OpenVPN Connect is an all-purpose VPN application which runs on Windows, Mac, iOS and Android, and can be set up to work with most VPNs.

Check your VPN support site for instructions or advice on other apps you can try (see ExpressVPN's OpenVPN Android instructions for an example.)

13. Contact the VPN support team

If all else fails, contact your VPN's support, explain what's happening and ask for their advice. Make sure you tell them the steps that you've tried, too. The more a support engineer can see you've ruled out, the quicker they can zoom in on the real cause of the problem, and the sooner you'll be up and running again.

If all else fails...

The other thing to remember is that problems with VPNs can often depend on the type of device or computer you’re using. You may find that one solution works on, say, an iPhone or Android mobile device, while the same route doesn’t correct the error on a laptop or desktop PC. That’s why troubleshooting requires a little experimentation and it’s often a process of elimination to successfully diagnose and fix your technical issue.

If you’ve been having connection problems with your VPN hopefully these tips and tricks will help you get back online. More often than not, it can be something fairly simple that prevents your VPN from connecting. Checking your network settings, changing your server and ensuring that the right ports are open are just three examples of things that can rectify a technical issue. There are other tweaks too, such as disabling the firewall and even reinstalling your VPN software if all else fails.


Peripheral checks

You can also carry out a few basic peripheral tasks too, which is quite often useful in any case when it comes to sprucing up your internet connection.
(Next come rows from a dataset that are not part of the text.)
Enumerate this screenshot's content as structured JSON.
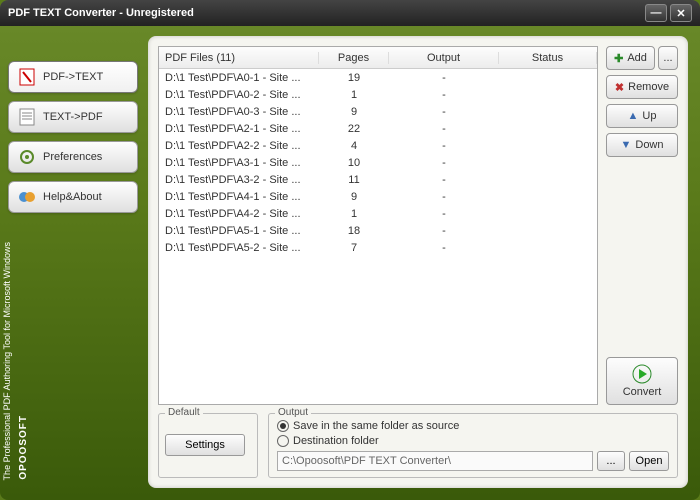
{
  "titlebar": {
    "title": "PDF TEXT Converter - Unregistered"
  },
  "sidebar": {
    "items": [
      {
        "label": "PDF->TEXT"
      },
      {
        "label": "TEXT->PDF"
      },
      {
        "label": "Preferences"
      },
      {
        "label": "Help&About"
      }
    ]
  },
  "brand": "OPOOSOFT",
  "tagline": "The Professional PDF Authoring Tool\nfor Microsoft Windows",
  "table": {
    "header": {
      "files": "PDF Files (11)",
      "pages": "Pages",
      "output": "Output",
      "status": "Status"
    },
    "rows": [
      {
        "file": "D:\\1 Test\\PDF\\A0-1 - Site ...",
        "pages": "19",
        "output": "-",
        "status": ""
      },
      {
        "file": "D:\\1 Test\\PDF\\A0-2 - Site ...",
        "pages": "1",
        "output": "-",
        "status": ""
      },
      {
        "file": "D:\\1 Test\\PDF\\A0-3 - Site ...",
        "pages": "9",
        "output": "-",
        "status": ""
      },
      {
        "file": "D:\\1 Test\\PDF\\A2-1 - Site ...",
        "pages": "22",
        "output": "-",
        "status": ""
      },
      {
        "file": "D:\\1 Test\\PDF\\A2-2 - Site ...",
        "pages": "4",
        "output": "-",
        "status": ""
      },
      {
        "file": "D:\\1 Test\\PDF\\A3-1 - Site ...",
        "pages": "10",
        "output": "-",
        "status": ""
      },
      {
        "file": "D:\\1 Test\\PDF\\A3-2 - Site ...",
        "pages": "11",
        "output": "-",
        "status": ""
      },
      {
        "file": "D:\\1 Test\\PDF\\A4-1 - Site ...",
        "pages": "9",
        "output": "-",
        "status": ""
      },
      {
        "file": "D:\\1 Test\\PDF\\A4-2 - Site ...",
        "pages": "1",
        "output": "-",
        "status": ""
      },
      {
        "file": "D:\\1 Test\\PDF\\A5-1 - Site ...",
        "pages": "18",
        "output": "-",
        "status": ""
      },
      {
        "file": "D:\\1 Test\\PDF\\A5-2 - Site ...",
        "pages": "7",
        "output": "-",
        "status": ""
      }
    ]
  },
  "buttons": {
    "add": "Add",
    "browse": "...",
    "remove": "Remove",
    "up": "Up",
    "down": "Down",
    "convert": "Convert"
  },
  "default_box": {
    "title": "Default",
    "settings": "Settings"
  },
  "output_box": {
    "title": "Output",
    "radio_same": "Save in the same folder as source",
    "radio_dest": "Destination folder",
    "path": "C:\\Opoosoft\\PDF TEXT Converter\\",
    "browse": "...",
    "open": "Open"
  }
}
Spend a few minutes disconnecting and reconnecting to your Wi-Fi network if you’re at home and restart your router for good measure, as outlined above. Sometimes, silly physical issues can cause problems, such as having a loose or disconnected ethernet cable for example.

If you’re still getting issues at the source, it could even be that you’ve got problems with your ISP, which may involve getting in touch with them, rather than the support folks at your chosen VPN provider. The other thing is to double-check your credentials. It’s ridiculously easy to input the wrong information into username or password fields. Similarly, take time to ensure you’re using a decent password, making it as complex as possible to fend off any hacking attempts. Hopeless with passwords? You could try investigating the best password managers to help you on your way.
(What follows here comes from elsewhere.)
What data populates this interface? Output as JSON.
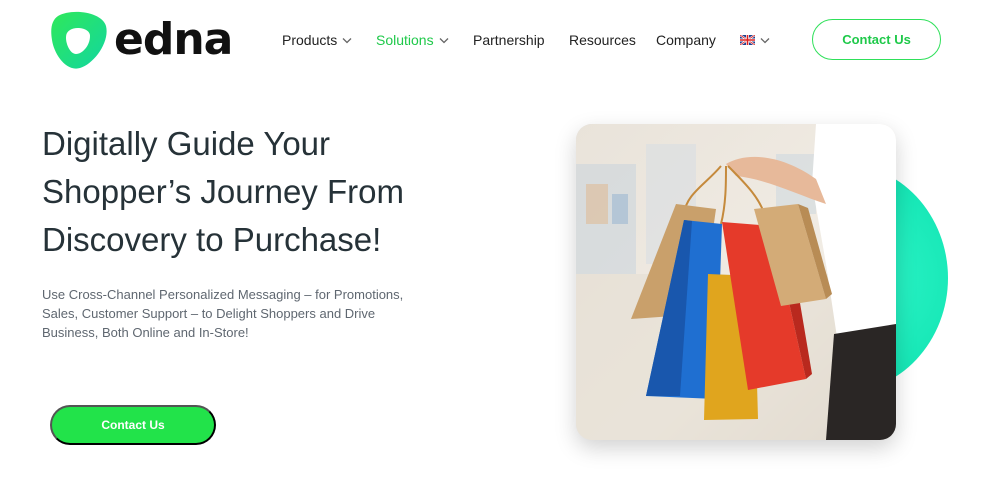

One other thing to remember is that up-to-date software can make all the difference. You might think you’ve got the latest version of your VPN, but it’s always worth checking for any updates. Remember, VPN providers have to continually improve their services in order to combat the latest threats to security. The same goes for everyday computing tools such as web browsers too. In fact, sometimes a lack of connectivity can be traced back to an incompatible or out-of-date browser. 
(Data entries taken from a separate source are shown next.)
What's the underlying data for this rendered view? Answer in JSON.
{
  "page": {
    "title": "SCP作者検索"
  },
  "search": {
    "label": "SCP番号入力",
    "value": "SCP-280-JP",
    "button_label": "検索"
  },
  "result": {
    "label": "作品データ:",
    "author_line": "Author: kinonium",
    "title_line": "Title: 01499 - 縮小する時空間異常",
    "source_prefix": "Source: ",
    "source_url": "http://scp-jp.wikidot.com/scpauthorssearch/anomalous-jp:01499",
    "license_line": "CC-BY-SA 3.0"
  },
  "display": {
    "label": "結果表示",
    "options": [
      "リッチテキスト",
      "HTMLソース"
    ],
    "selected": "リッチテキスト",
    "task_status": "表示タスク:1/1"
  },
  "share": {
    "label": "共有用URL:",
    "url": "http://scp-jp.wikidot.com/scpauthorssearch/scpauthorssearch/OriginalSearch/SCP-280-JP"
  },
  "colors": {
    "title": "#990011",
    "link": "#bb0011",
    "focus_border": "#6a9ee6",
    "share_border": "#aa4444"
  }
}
Sometimes, it can be the simplest or silliest reason why your VPN isn’t connecting, with the age-old trick of switching it off and on again even proving effective in some cases. The great thing about signing up for one of the more well-known VPN brands, such as ExpressVPN, NordVPN, IPVanish, Surfshark and so on, is that you also get the benefit of quality customer support. So, if all else fails, it really is worth getting in touch with them to raise a ticket.

Before you do that though, check out each of their FAQs and support documentation because often, the solution will lie in there somewhere.

Protect your online privacy with the best VPN services.

Mike Williams
Lead security reviewer

Mike is a lead security reviewer at Future, where he stress-tests VPNs, antivirus and more to find out which services are sure to keep you safe, and which are best avoided. Mike began his career as a lead software developer in the engineering world, where his creations were used by big-name companies from Rolls Royce to British Nuclear Fuels and British Aerospace. The early PC viruses caught Mike's attention, and he developed an interest in analyzing malware, and learning the low-level technical details of how Windows and network security work under the hood.

With contributions from